## Listed entries
* * * * * * * * *

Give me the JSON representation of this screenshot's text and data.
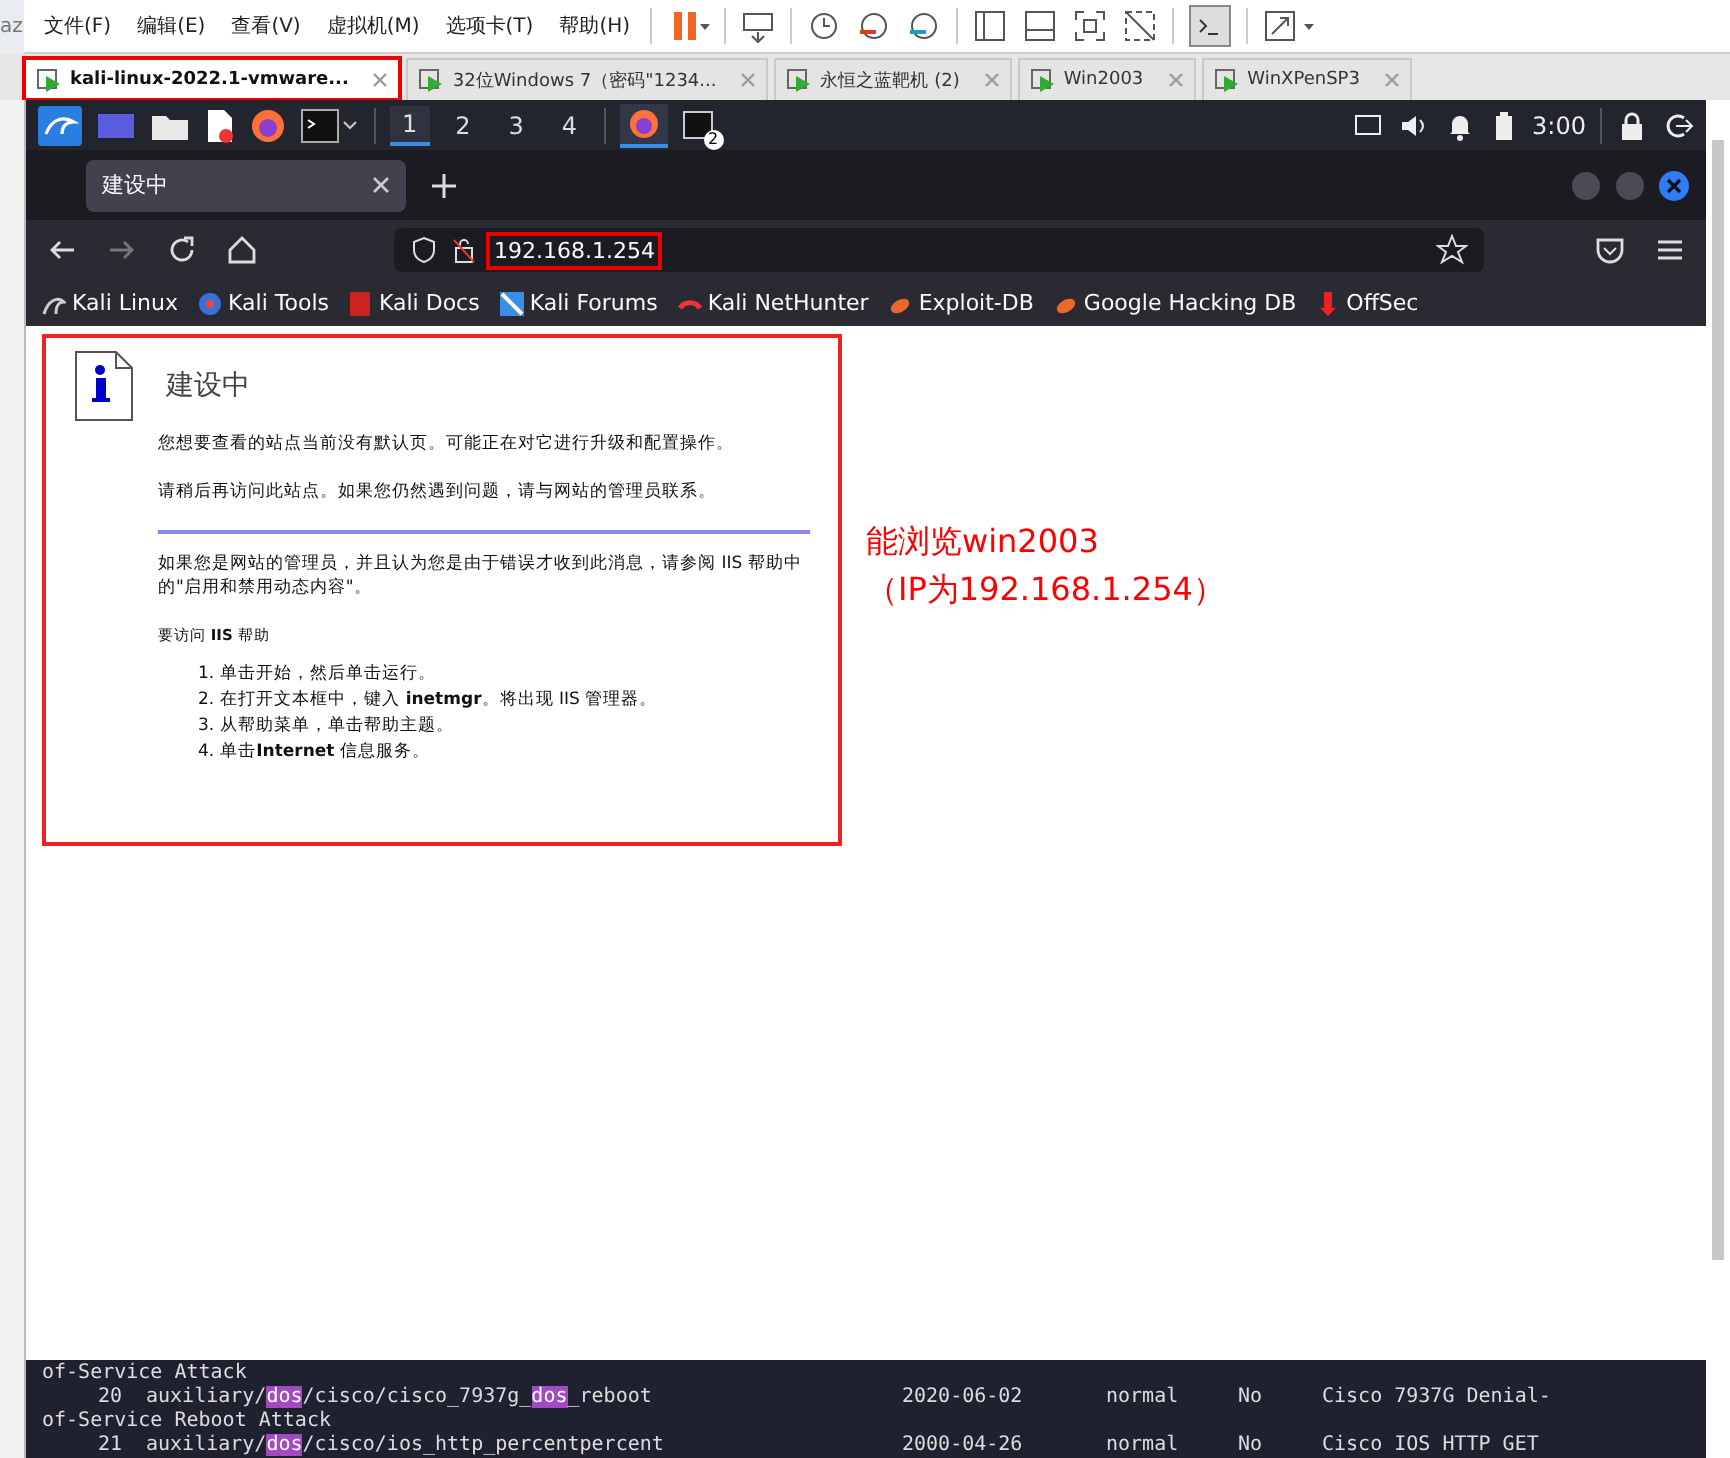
{
  "outer_edge_text": "az",
  "menu": [
    "文件(F)",
    "编辑(E)",
    "查看(V)",
    "虚拟机(M)",
    "选项卡(T)",
    "帮助(H)"
  ],
  "vm_tabs": [
    {
      "label": "kali-linux-2022.1-vmware...",
      "selected": true,
      "annotated": true
    },
    {
      "label": "32位Windows 7（密码\"1234...",
      "selected": false,
      "annotated": false
    },
    {
      "label": "永恒之蓝靶机 (2)",
      "selected": false,
      "annotated": false
    },
    {
      "label": "Win2003",
      "selected": false,
      "annotated": false
    },
    {
      "label": "WinXPenSP3",
      "selected": false,
      "annotated": false
    }
  ],
  "panel": {
    "workspaces": [
      {
        "label": "1",
        "selected": true
      },
      {
        "label": "2",
        "selected": false
      },
      {
        "label": "3",
        "selected": false
      },
      {
        "label": "4",
        "selected": false
      }
    ],
    "terminal_badge": "2",
    "clock": "3:00"
  },
  "browser": {
    "tab_title": "建设中",
    "url": "192.168.1.254",
    "url_annotated": true,
    "bookmarks": [
      {
        "label": "Kali Linux",
        "kind": "dragon"
      },
      {
        "label": "Kali Tools",
        "kind": "tools"
      },
      {
        "label": "Kali Docs",
        "kind": "docs"
      },
      {
        "label": "Kali Forums",
        "kind": "forums"
      },
      {
        "label": "Kali NetHunter",
        "kind": "nethunter"
      },
      {
        "label": "Exploit-DB",
        "kind": "bug"
      },
      {
        "label": "Google Hacking DB",
        "kind": "bug"
      },
      {
        "label": "OffSec",
        "kind": "offsec"
      }
    ]
  },
  "page": {
    "annotated": true,
    "title": "建设中",
    "paragraphs": [
      "您想要查看的站点当前没有默认页。可能正在对它进行升级和配置操作。",
      "请稍后再访问此站点。如果您仍然遇到问题，请与网站的管理员联系。"
    ],
    "admin_note": "如果您是网站的管理员，并且认为您是由于错误才收到此消息，请参阅 IIS 帮助中的\"启用和禁用动态内容\"。",
    "help_heading": "要访问 **IIS** 帮助",
    "steps": [
      {
        "marker": "1.",
        "text": "单击开始，然后单击运行。"
      },
      {
        "marker": "2.",
        "text": "在打开文本框中，键入 **inetmgr**。将出现 IIS 管理器。"
      },
      {
        "marker": "3.",
        "text": "从帮助菜单，单击帮助主题。"
      },
      {
        "marker": "4.",
        "text": "单击**Internet** 信息服务。"
      }
    ]
  },
  "annotation": [
    "能浏览win2003",
    "（IP为192.168.1.254）"
  ],
  "terminal": [
    {
      "kind": "wrap",
      "text": "of-Service Attack"
    },
    {
      "kind": "row",
      "number": "20",
      "module": [
        {
          "text": "auxiliary/",
          "highlight": false
        },
        {
          "text": "dos",
          "highlight": true
        },
        {
          "text": "/cisco/cisco_7937g_",
          "highlight": false
        },
        {
          "text": "dos",
          "highlight": true
        },
        {
          "text": "_reboot",
          "highlight": false
        }
      ],
      "date": "2020-06-02",
      "rank": "normal",
      "check": "No",
      "description": "Cisco 7937G Denial-"
    },
    {
      "kind": "wrap",
      "text": "of-Service Reboot Attack"
    },
    {
      "kind": "row",
      "number": "21",
      "module": [
        {
          "text": "auxiliary/",
          "highlight": false
        },
        {
          "text": "dos",
          "highlight": true
        },
        {
          "text": "/cisco/ios_http_percentpercent",
          "highlight": false
        }
      ],
      "date": "2000-04-26",
      "rank": "normal",
      "check": "No",
      "description": "Cisco IOS HTTP GET"
    }
  ]
}
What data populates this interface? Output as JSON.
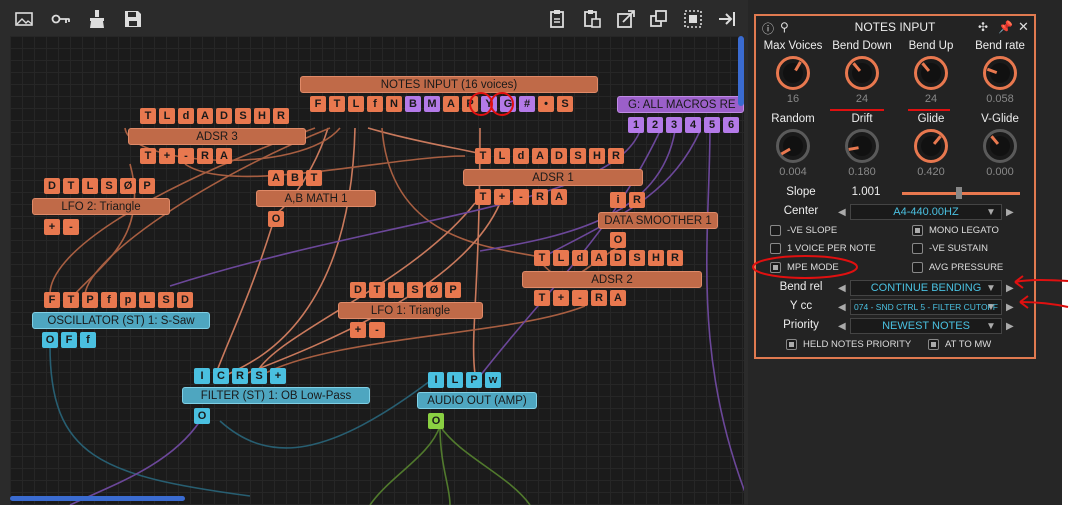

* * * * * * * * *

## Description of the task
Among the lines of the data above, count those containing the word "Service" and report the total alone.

## Worked solution
2